Indonesian interfaith leaders stand up for Rohingya muslims

Surabaya, E. Java (ANTARA News) - Indonesian interfaith leaders will meet to discuss the serious problems faced by Rohingya Muslims in Arakan, Myanmar, according to the Secretary of Walubi (Indonesian Buddhists' representative), Philip Widjaja.

"We will discuss the issue at the MUI (Indonesian Ulema Council) Centre on August 3," he said here on Tuesday.

Dr Philip stated that he was invited by an MUI board member, Slamet Effendy Yusuf, who is also the chairman of NU (Nahdlatul Ulama, a traditionalist Sunni Islam group in Indonesia) to be part of the discussion.

"The relationship among religious groups in Indonesia is quite good.

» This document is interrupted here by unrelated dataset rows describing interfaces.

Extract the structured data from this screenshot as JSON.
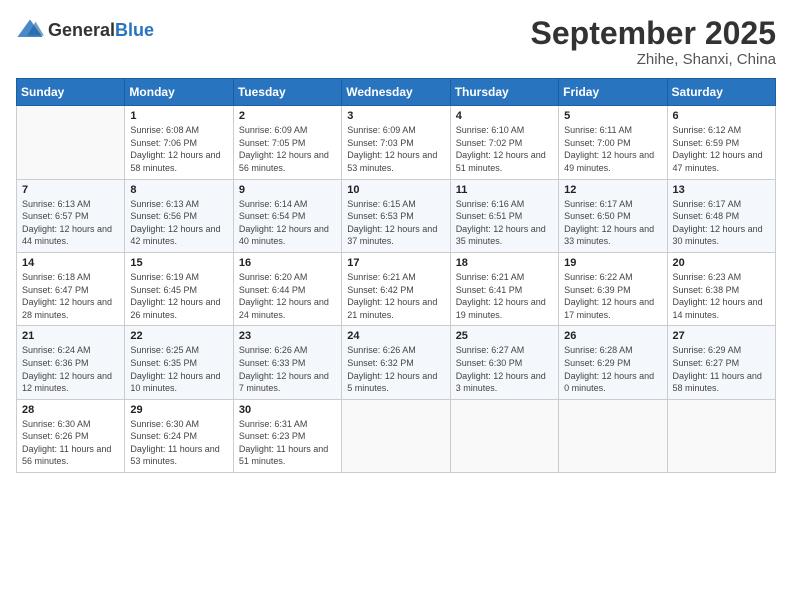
{
  "header": {
    "logo_general": "General",
    "logo_blue": "Blue",
    "month": "September 2025",
    "location": "Zhihe, Shanxi, China"
  },
  "days_of_week": [
    "Sunday",
    "Monday",
    "Tuesday",
    "Wednesday",
    "Thursday",
    "Friday",
    "Saturday"
  ],
  "weeks": [
    [
      {
        "day": "",
        "sunrise": "",
        "sunset": "",
        "daylight": ""
      },
      {
        "day": "1",
        "sunrise": "Sunrise: 6:08 AM",
        "sunset": "Sunset: 7:06 PM",
        "daylight": "Daylight: 12 hours and 58 minutes."
      },
      {
        "day": "2",
        "sunrise": "Sunrise: 6:09 AM",
        "sunset": "Sunset: 7:05 PM",
        "daylight": "Daylight: 12 hours and 56 minutes."
      },
      {
        "day": "3",
        "sunrise": "Sunrise: 6:09 AM",
        "sunset": "Sunset: 7:03 PM",
        "daylight": "Daylight: 12 hours and 53 minutes."
      },
      {
        "day": "4",
        "sunrise": "Sunrise: 6:10 AM",
        "sunset": "Sunset: 7:02 PM",
        "daylight": "Daylight: 12 hours and 51 minutes."
      },
      {
        "day": "5",
        "sunrise": "Sunrise: 6:11 AM",
        "sunset": "Sunset: 7:00 PM",
        "daylight": "Daylight: 12 hours and 49 minutes."
      },
      {
        "day": "6",
        "sunrise": "Sunrise: 6:12 AM",
        "sunset": "Sunset: 6:59 PM",
        "daylight": "Daylight: 12 hours and 47 minutes."
      }
    ],
    [
      {
        "day": "7",
        "sunrise": "Sunrise: 6:13 AM",
        "sunset": "Sunset: 6:57 PM",
        "daylight": "Daylight: 12 hours and 44 minutes."
      },
      {
        "day": "8",
        "sunrise": "Sunrise: 6:13 AM",
        "sunset": "Sunset: 6:56 PM",
        "daylight": "Daylight: 12 hours and 42 minutes."
      },
      {
        "day": "9",
        "sunrise": "Sunrise: 6:14 AM",
        "sunset": "Sunset: 6:54 PM",
        "daylight": "Daylight: 12 hours and 40 minutes."
      },
      {
        "day": "10",
        "sunrise": "Sunrise: 6:15 AM",
        "sunset": "Sunset: 6:53 PM",
        "daylight": "Daylight: 12 hours and 37 minutes."
      },
      {
        "day": "11",
        "sunrise": "Sunrise: 6:16 AM",
        "sunset": "Sunset: 6:51 PM",
        "daylight": "Daylight: 12 hours and 35 minutes."
      },
      {
        "day": "12",
        "sunrise": "Sunrise: 6:17 AM",
        "sunset": "Sunset: 6:50 PM",
        "daylight": "Daylight: 12 hours and 33 minutes."
      },
      {
        "day": "13",
        "sunrise": "Sunrise: 6:17 AM",
        "sunset": "Sunset: 6:48 PM",
        "daylight": "Daylight: 12 hours and 30 minutes."
      }
    ],
    [
      {
        "day": "14",
        "sunrise": "Sunrise: 6:18 AM",
        "sunset": "Sunset: 6:47 PM",
        "daylight": "Daylight: 12 hours and 28 minutes."
      },
      {
        "day": "15",
        "sunrise": "Sunrise: 6:19 AM",
        "sunset": "Sunset: 6:45 PM",
        "daylight": "Daylight: 12 hours and 26 minutes."
      },
      {
        "day": "16",
        "sunrise": "Sunrise: 6:20 AM",
        "sunset": "Sunset: 6:44 PM",
        "daylight": "Daylight: 12 hours and 24 minutes."
      },
      {
        "day": "17",
        "sunrise": "Sunrise: 6:21 AM",
        "sunset": "Sunset: 6:42 PM",
        "daylight": "Daylight: 12 hours and 21 minutes."
      },
      {
        "day": "18",
        "sunrise": "Sunrise: 6:21 AM",
        "sunset": "Sunset: 6:41 PM",
        "daylight": "Daylight: 12 hours and 19 minutes."
      },
      {
        "day": "19",
        "sunrise": "Sunrise: 6:22 AM",
        "sunset": "Sunset: 6:39 PM",
        "daylight": "Daylight: 12 hours and 17 minutes."
      },
      {
        "day": "20",
        "sunrise": "Sunrise: 6:23 AM",
        "sunset": "Sunset: 6:38 PM",
        "daylight": "Daylight: 12 hours and 14 minutes."
      }
    ],
    [
      {
        "day": "21",
        "sunrise": "Sunrise: 6:24 AM",
        "sunset": "Sunset: 6:36 PM",
        "daylight": "Daylight: 12 hours and 12 minutes."
      },
      {
        "day": "22",
        "sunrise": "Sunrise: 6:25 AM",
        "sunset": "Sunset: 6:35 PM",
        "daylight": "Daylight: 12 hours and 10 minutes."
      },
      {
        "day": "23",
        "sunrise": "Sunrise: 6:26 AM",
        "sunset": "Sunset: 6:33 PM",
        "daylight": "Daylight: 12 hours and 7 minutes."
      },
      {
        "day": "24",
        "sunrise": "Sunrise: 6:26 AM",
        "sunset": "Sunset: 6:32 PM",
        "daylight": "Daylight: 12 hours and 5 minutes."
      },
      {
        "day": "25",
        "sunrise": "Sunrise: 6:27 AM",
        "sunset": "Sunset: 6:30 PM",
        "daylight": "Daylight: 12 hours and 3 minutes."
      },
      {
        "day": "26",
        "sunrise": "Sunrise: 6:28 AM",
        "sunset": "Sunset: 6:29 PM",
        "daylight": "Daylight: 12 hours and 0 minutes."
      },
      {
        "day": "27",
        "sunrise": "Sunrise: 6:29 AM",
        "sunset": "Sunset: 6:27 PM",
        "daylight": "Daylight: 11 hours and 58 minutes."
      }
    ],
    [
      {
        "day": "28",
        "sunrise": "Sunrise: 6:30 AM",
        "sunset": "Sunset: 6:26 PM",
        "daylight": "Daylight: 11 hours and 56 minutes."
      },
      {
        "day": "29",
        "sunrise": "Sunrise: 6:30 AM",
        "sunset": "Sunset: 6:24 PM",
        "daylight": "Daylight: 11 hours and 53 minutes."
      },
      {
        "day": "30",
        "sunrise": "Sunrise: 6:31 AM",
        "sunset": "Sunset: 6:23 PM",
        "daylight": "Daylight: 11 hours and 51 minutes."
      },
      {
        "day": "",
        "sunrise": "",
        "sunset": "",
        "daylight": ""
      },
      {
        "day": "",
        "sunrise": "",
        "sunset": "",
        "daylight": ""
      },
      {
        "day": "",
        "sunrise": "",
        "sunset": "",
        "daylight": ""
      },
      {
        "day": "",
        "sunrise": "",
        "sunset": "",
        "daylight": ""
      }
    ]
  ]
}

Even here there is FKUB (a forum on religious harmony). Our situation is very different from that of Myanmar where Rohingya Muslims are not considered to be the country's citizens," he explained.

Dr Philip noted that persecution on the basis of religion and ethnicity had been prevalent in Myanmar for years.

Therefore, the Indonesian religious leaders will soon meet with the Prime Minister of Thailand, Yingluck Shinawatra, after holding the discussion at MUI Central Office.

"Din Syamsuddin [the chairman of Muhammadiyah], other Indonesian religious leaders, and I are going to Patani [home to the Muslim minority group in Southern Thailand]," Philip said, adding that the Thai government would facilitate the visit.

"We will visit Patani on September," he stated.

A number of Indonesian leaders have urged the Myanmar government to immediately stop the massacre and persecution of Rohingya Muslims. The leaders have also called on the ASEAN community and the Indonesian government to maximise efforts to stop the violence in Myanmar.

The Rohingya Muslims are settled mostly along the Myanmar-Bangladesh border.

They have faced discrimination in Myanmar for a long time and the United Nations has classified them as one of the most persecuted ethnic communities in the world.

However, the Myanmar government considers Rohingya Muslims to be illegal immigrants from Bangladesh, while other communities in Myanmar regard them as enemies.

A riot occurred last month in Rakhine state, Myanmar, between Rakhine Buddhists and Rohingya Muslims. Both groups claimed they were attacked. About 80 casualties have been reported so far and thousands of people have lost their homes, while many Rohingya Muslims have been arrested.(*)